3. Serial programming cable properly connected?
Worthwhile also to check your prototyping board for shorts. We've seen the problem crop up where a screw in the prototyping board caused a short between power and ground.
When you've tried everything and still can't get the BX-24 to be recognized, contact NetMedia tech support. They're very helpful and understanding, and will arrange replacements for problem stamps.
4. The BX-24 won't respond to the programming environment.
This happens a lot when you write a program that uses commands which disable interrupts. The programming environment uses the BX-24's interrupt hardware to stop whatever program is running and download a new one. Some functions disable the interrupt to get very tight (microsecond-precise) timing. Pulseout is one such command. So if you have a program using a command that disables interrupts, and it's doing that many times a second, the programming environment will have trouble interrupting the program to download a new one (or a new version).
There's no surefire way around this; sometimes the rescue function will save it. Choose "rescue" from the "Download port" menu, then ground the reset pin (pin 22), then wait ten seconds and try to download your program again. This resets the program and gives you a short interval to download a new one. However, in tight loops with interrrupts disabled, it doesn't always work.
Sometimes removing the BX-24 from the circuit (pull it out of your board) and letting it sit for 15 minutes or so helps.

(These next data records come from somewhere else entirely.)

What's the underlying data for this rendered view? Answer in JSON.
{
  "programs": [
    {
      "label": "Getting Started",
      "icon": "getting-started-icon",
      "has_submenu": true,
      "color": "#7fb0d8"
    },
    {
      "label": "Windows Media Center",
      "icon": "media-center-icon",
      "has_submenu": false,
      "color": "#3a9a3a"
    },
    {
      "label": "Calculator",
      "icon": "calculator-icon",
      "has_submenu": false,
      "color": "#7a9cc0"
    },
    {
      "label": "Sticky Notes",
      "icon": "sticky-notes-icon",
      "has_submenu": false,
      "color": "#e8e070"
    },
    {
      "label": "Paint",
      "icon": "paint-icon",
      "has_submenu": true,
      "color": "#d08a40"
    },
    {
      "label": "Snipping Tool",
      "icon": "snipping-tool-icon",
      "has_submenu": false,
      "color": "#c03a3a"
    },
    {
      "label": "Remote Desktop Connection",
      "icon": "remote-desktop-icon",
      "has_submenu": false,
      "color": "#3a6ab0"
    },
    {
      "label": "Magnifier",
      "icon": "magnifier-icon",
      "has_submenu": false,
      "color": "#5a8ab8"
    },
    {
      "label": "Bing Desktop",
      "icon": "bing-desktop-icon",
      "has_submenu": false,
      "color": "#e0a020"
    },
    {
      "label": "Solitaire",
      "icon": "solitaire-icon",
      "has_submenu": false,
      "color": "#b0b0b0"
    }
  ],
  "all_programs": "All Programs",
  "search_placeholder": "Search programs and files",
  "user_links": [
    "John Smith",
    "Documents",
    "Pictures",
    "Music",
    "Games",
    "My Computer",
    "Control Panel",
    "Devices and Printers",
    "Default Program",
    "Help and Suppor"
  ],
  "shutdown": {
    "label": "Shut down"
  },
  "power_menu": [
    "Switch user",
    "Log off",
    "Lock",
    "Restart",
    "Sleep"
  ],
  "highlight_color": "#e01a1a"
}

I have no scientific explanation for this, but it's worked several times when all else has failed.